    \$\begingroup\$ @Luaan Every time there's a Humble Indie Bundle there are some statistics near the bottom of the page, including total and average amount of money contributed per OS. They stay fairly consistent every bundle. \$\endgroup\$ – stommestack Jul 12 '17 at 14:21
14
\$\begingroup\$

The other answers here are good, but here is one that wasn't mentioned.

I'm having this problem right now - my team is about to release a game made in Unity for Windows/Mac. We've gotten lots of questions as to why our game isn't on mobile. There are 2 main answers:

1) Phones simply aren't powerful enough to keep up with the game. Maybe we can reduce the fidelity of the art (fewer polygons in models, fewer pixels in textures, etc), but that only goes so far. Most of the game would need to be rewritten in order to be optimized enough for a phone to run it. We did try it, but we only got about 0.5 frames per second. Obviously, not playable.

2) Input. The entire user interface was designed around using a mouse, and part of the game depends on knowing where the mouse is at any given time. Our entire input mechanism would have to be rewritten in order for the game to still work without knowing where the mouse is, and translating various "touch" actions on the screen into "mouse" actions to get the same functionality. Like user3797758 mentioned in their answer, this will require stuff to be rewritten so that "mouse" and "touch" inputs can be fed into the same system, and a bug in one won't affect the other, and a fix of that bug also won't affect the other. This requires more resources to do than my team has available at the moment.

Also mentioned in user3797758's answer, we don't even have Linux support because one of our packages crashes on Linux machines, but works on Windows/Mac. Just because the engine is cross platform doesn't mean everything using it is.

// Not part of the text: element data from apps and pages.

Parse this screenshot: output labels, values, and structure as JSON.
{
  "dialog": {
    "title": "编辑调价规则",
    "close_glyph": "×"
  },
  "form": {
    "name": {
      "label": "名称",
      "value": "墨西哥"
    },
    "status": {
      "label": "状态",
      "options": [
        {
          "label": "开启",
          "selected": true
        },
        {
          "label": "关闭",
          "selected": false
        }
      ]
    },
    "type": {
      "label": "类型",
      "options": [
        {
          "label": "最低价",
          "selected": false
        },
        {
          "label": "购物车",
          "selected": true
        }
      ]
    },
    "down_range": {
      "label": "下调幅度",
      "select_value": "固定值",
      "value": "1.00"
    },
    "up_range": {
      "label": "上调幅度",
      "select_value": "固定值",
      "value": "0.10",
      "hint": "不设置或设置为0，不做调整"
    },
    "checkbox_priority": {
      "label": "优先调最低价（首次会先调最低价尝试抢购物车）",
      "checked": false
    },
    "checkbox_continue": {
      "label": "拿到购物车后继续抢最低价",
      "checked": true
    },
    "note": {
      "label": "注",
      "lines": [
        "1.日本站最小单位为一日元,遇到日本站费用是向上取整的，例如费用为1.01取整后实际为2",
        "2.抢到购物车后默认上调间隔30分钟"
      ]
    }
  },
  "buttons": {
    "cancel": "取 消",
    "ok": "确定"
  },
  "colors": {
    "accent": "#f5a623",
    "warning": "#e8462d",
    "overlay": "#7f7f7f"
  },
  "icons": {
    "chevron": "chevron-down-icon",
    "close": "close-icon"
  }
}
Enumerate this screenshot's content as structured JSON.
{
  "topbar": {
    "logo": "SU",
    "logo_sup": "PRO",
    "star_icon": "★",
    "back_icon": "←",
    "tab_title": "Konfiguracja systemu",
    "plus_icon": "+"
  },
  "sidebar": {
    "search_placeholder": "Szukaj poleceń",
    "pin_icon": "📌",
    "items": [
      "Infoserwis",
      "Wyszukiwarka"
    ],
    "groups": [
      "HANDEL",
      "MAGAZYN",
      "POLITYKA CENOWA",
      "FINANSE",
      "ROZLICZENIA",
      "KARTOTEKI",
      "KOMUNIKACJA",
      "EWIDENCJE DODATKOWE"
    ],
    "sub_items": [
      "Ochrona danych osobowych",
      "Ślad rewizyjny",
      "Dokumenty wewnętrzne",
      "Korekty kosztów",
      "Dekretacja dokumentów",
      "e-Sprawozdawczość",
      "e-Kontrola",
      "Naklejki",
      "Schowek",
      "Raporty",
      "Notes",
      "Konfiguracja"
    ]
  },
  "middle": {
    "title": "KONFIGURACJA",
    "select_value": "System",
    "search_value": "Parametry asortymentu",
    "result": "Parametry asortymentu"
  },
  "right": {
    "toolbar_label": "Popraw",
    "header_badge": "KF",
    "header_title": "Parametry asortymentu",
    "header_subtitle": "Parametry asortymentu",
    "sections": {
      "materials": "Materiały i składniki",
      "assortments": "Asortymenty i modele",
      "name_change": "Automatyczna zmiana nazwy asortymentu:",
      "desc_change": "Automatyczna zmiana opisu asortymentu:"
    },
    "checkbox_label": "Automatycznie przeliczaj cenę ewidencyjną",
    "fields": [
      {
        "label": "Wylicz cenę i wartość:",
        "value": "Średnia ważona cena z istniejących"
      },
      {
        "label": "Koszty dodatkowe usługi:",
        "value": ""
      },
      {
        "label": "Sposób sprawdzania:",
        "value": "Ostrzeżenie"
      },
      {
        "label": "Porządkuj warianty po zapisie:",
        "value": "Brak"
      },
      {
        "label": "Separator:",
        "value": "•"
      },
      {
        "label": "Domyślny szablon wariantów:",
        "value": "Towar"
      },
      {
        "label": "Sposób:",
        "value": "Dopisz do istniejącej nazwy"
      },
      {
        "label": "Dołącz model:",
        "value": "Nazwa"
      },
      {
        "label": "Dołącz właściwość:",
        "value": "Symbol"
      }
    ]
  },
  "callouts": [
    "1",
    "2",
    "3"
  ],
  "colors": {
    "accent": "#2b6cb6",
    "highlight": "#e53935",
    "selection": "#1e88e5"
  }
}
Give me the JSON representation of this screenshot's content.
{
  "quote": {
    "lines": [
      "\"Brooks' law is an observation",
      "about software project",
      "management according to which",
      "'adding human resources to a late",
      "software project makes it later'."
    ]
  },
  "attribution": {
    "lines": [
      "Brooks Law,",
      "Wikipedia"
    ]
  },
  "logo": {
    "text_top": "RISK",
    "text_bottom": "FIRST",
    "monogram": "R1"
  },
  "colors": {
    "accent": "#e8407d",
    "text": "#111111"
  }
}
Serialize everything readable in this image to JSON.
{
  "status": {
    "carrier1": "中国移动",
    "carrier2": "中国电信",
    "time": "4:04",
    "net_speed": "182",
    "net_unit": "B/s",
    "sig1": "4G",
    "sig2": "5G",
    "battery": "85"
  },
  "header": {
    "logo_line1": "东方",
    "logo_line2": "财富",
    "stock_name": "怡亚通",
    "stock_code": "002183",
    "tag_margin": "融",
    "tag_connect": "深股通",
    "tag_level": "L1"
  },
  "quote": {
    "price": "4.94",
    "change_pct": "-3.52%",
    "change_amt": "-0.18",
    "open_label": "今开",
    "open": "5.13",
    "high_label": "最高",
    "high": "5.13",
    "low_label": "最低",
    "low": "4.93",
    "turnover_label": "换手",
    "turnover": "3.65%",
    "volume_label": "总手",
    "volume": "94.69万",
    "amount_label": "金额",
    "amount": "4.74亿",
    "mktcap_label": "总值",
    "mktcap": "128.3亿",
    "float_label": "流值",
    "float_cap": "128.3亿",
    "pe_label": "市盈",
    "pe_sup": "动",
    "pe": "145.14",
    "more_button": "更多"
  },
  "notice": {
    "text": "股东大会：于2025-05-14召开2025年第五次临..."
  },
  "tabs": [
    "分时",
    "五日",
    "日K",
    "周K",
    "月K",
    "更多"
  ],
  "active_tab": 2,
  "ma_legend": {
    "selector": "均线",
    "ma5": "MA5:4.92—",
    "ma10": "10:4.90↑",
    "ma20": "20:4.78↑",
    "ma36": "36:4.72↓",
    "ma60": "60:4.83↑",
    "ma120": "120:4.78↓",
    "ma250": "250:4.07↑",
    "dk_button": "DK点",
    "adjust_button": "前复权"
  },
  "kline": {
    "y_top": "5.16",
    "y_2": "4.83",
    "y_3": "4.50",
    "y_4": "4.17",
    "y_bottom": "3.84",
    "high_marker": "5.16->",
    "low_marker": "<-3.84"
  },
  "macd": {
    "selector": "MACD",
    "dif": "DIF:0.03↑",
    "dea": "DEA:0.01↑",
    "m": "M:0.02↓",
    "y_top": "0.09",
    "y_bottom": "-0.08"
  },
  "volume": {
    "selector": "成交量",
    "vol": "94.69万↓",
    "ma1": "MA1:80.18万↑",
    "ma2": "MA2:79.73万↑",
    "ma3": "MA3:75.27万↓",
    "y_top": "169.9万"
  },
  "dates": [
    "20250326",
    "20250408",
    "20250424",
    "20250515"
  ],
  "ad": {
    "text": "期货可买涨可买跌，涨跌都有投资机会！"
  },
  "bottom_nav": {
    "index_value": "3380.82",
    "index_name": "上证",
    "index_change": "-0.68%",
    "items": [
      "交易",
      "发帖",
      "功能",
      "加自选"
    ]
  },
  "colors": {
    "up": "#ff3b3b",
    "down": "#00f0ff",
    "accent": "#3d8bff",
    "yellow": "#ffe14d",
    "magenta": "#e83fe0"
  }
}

\$\endgroup\$
  • 1
    \$\begingroup\$ My phone can play GTA Vice City with no trouble. Sounds like your rendering engine is inefficient! :) \$\endgroup\$ – Lightness Races with Monica Jul 11 '17 at 10:31
  • 2
    \$\begingroup\$ Anyway this answer is more about porting games to different hardware platforms/paradigms, and less about OSs on a PC \$\endgroup\$ – Lightness Races with Monica Jul 11 '17 at 10:31
  • 2
    \$\begingroup\$ @LightnessRacesinOrbit well, it is Unity... Really though, we have one particular effect that is central to the game, and really inefficient. The guy who wrote it is gone and we haven't been able to find a way to make it better. Such is life... \$\endgroup\$ – Cody Jul 11 '17 at 15:39
  • 3
    \$\begingroup\$ @JopV. Umm, no. The history is a tiny bit more complicated than that. But there's really no point in discussing this here. I'll just note that OpenGL is a 3D rendering API; DirectX is a lot broader than that. If you need to engage in pointless debate, at least compare OpenGL to Direct3D :) OpenGL was designed for professional 3D work ("opening" the proprietary IrisGL). What other platform supported OpenGL at that time? There was no "hampering cross-platform development" - Windows had native OpenGL support. OpenGL just never was intended for anything but high-end professional work. \$\endgroup\$ – Luaan Jul 13 '17 at 17:58
  • 2
    \$\begingroup\$ phone gpus are much less powerful than even intel graphics since they have thermal and size limits. also many people have phones which do not support opengl es 3.0 so only few people will be able to use your app unless you rewrite your game for primitive opengl es 2.0 \$\endgroup\$ – Suici Doga Jul 15 '17 at 12:07

Your Answer

By clicking “Post Your Answer”, you agree to our terms of service, privacy policy and cookie policy

Not the answer you're looking for? Browse other questions tagged or ask your own question.